If an employee receives adequate support from their manager, is given growth opportunities, and is rewarded for their work, they will be motivated to perform at their best.
It’s up to employers to create an environment that allows that to happen. You can start by setting boundaries around work hours – this can be done by implementing a no-contact policy when you are out of the office.
Employees will likely benefit most from management training. Building trust with employees and promoting a positive work environment can be achieved through growth coaching, skill development, and pay transparency training.
Set up quarterly career chats between managers and their direct reports to discuss areas of interest and focus, current or expected challenges, etc. Quiet quitting is less likely to occur when managers build relationships with their teams.
What to Do if You’re Managing a Quiet Quitter

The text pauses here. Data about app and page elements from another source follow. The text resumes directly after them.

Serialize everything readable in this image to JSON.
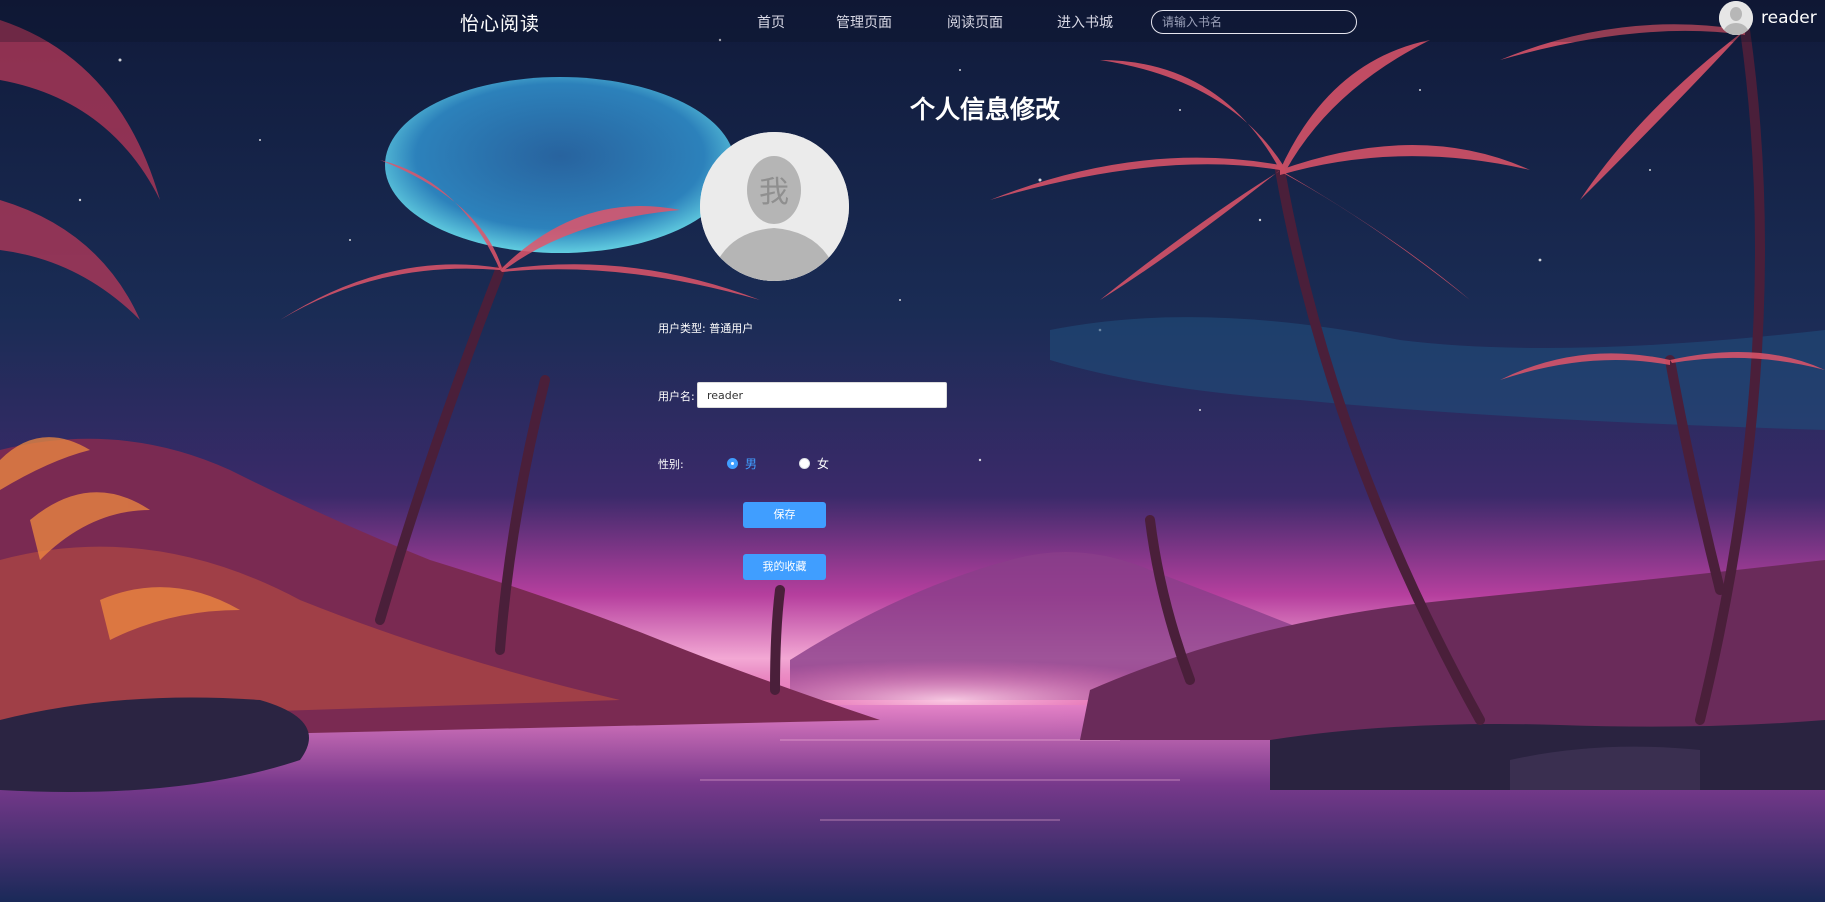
{
  "header": {
    "brand": "怡心阅读",
    "nav": [
      {
        "label": "首页"
      },
      {
        "label": "管理页面"
      },
      {
        "label": "阅读页面"
      },
      {
        "label": "进入书城"
      }
    ],
    "search_placeholder": "请输入书名",
    "user_name": "reader"
  },
  "main": {
    "title": "个人信息修改",
    "avatar_text": "我",
    "user_type": "用户类型: 普通用户",
    "username_label": "用户名:",
    "username_value": "reader",
    "gender_label": "性别:",
    "gender_options": [
      {
        "label": "男",
        "selected": true
      },
      {
        "label": "女",
        "selected": false
      }
    ],
    "save_label": "保存",
    "favorites_label": "我的收藏"
  },
  "colors": {
    "accent": "#409eff",
    "text_on_dark": "#ffffff"
  },
  "icons": {
    "header_avatar": "user-avatar-icon",
    "profile_avatar": "user-avatar-icon"
  }
}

A quiet quitter on your team is likely the result of a lack of trust between you and the employee.
From there, what do you do? Relationships need to be worked on.
To do this, you should have regular 1-on-1 meetings in which you build your relationship. Share resources to support their growth and find common ground, listen actively, and pay attention to their interests.
In addition, set quarterly career chats to discuss their current trajectory. Here are key areas to discuss:
- A person’s interests and values
- Weaknesses and gaps
- Satisfaction at work
- Developing a career plan
Create an action plan with them once you have a clear understanding of what they’re working towards and what’s missing in their role.
Set up a schedule for checking in to discuss progress, obstacles, and opportunities.
The next step is to be consistent and reliable. Putting it personally – would you keep a friend who didn’t keep their word and who you couldn’t trust? Most likely not. Therefore, why should employer-employee relationships be any different? As they affect your career, these traits are even more crucial.
Last but not least, treat your employees with respect. Engaged employees do not have to give their all to succeed (and they shouldn’t). If your team does not prioritize work-life balance, you’ll end up with a long list of quiet quitters.
Quiet quitters are usually those who lack the right support. Providing what they need will result in an engaged performer.